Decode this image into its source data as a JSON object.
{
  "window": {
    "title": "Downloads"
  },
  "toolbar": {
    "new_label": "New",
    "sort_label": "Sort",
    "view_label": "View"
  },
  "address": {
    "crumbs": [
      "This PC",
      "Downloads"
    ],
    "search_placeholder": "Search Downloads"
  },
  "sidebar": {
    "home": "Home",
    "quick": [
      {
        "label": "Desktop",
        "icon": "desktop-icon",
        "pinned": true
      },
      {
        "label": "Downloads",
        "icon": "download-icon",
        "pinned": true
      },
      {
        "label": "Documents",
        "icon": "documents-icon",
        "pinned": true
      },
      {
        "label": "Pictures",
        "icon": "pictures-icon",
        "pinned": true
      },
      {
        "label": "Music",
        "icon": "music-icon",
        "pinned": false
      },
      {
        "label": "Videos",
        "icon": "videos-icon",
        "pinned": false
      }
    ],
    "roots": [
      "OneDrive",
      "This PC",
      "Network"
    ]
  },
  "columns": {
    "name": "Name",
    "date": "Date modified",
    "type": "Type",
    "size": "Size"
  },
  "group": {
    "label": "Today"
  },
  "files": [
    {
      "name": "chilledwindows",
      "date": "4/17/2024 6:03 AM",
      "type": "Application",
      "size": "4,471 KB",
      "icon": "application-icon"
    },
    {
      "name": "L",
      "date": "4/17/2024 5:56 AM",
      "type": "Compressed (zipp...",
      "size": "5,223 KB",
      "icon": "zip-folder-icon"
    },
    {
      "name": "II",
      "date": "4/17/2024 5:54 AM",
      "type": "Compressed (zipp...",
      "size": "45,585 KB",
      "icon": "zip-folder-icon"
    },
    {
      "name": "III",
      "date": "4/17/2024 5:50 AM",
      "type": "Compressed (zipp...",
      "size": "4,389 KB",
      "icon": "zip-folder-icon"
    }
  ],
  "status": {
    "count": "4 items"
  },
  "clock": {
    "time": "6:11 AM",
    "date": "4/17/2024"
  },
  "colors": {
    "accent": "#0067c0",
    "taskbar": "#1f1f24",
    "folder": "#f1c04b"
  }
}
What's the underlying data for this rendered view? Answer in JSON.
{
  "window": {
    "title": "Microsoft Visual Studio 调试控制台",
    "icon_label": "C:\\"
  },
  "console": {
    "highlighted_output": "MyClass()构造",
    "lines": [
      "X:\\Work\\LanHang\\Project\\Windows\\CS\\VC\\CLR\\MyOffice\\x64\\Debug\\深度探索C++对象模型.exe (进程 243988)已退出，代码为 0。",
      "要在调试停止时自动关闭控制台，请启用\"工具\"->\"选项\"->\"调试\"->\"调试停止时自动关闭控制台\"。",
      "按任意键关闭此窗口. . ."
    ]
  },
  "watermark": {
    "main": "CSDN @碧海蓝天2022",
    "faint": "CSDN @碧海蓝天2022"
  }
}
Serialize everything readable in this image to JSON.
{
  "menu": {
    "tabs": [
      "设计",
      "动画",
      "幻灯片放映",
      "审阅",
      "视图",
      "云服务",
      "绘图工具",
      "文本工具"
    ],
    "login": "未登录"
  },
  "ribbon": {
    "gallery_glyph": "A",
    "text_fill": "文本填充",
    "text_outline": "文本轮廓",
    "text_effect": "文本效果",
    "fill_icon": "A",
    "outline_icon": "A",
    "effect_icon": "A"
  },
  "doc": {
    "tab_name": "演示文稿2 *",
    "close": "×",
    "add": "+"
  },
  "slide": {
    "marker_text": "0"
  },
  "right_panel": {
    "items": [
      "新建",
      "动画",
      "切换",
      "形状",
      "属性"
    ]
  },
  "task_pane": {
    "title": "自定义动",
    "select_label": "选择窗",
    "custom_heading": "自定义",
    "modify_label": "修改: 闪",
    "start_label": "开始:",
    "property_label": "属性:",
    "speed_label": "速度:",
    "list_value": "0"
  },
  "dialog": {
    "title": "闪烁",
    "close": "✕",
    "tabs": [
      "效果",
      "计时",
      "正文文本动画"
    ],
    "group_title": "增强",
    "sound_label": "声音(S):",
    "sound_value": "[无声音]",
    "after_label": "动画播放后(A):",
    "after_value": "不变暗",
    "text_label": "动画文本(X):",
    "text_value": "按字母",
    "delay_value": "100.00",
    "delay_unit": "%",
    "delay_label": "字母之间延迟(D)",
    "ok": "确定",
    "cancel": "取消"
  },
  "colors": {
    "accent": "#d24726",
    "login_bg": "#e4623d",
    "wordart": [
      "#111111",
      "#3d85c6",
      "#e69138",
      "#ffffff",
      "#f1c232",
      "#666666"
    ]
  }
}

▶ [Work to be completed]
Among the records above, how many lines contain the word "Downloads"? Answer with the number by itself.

▶ [Response to the task]
4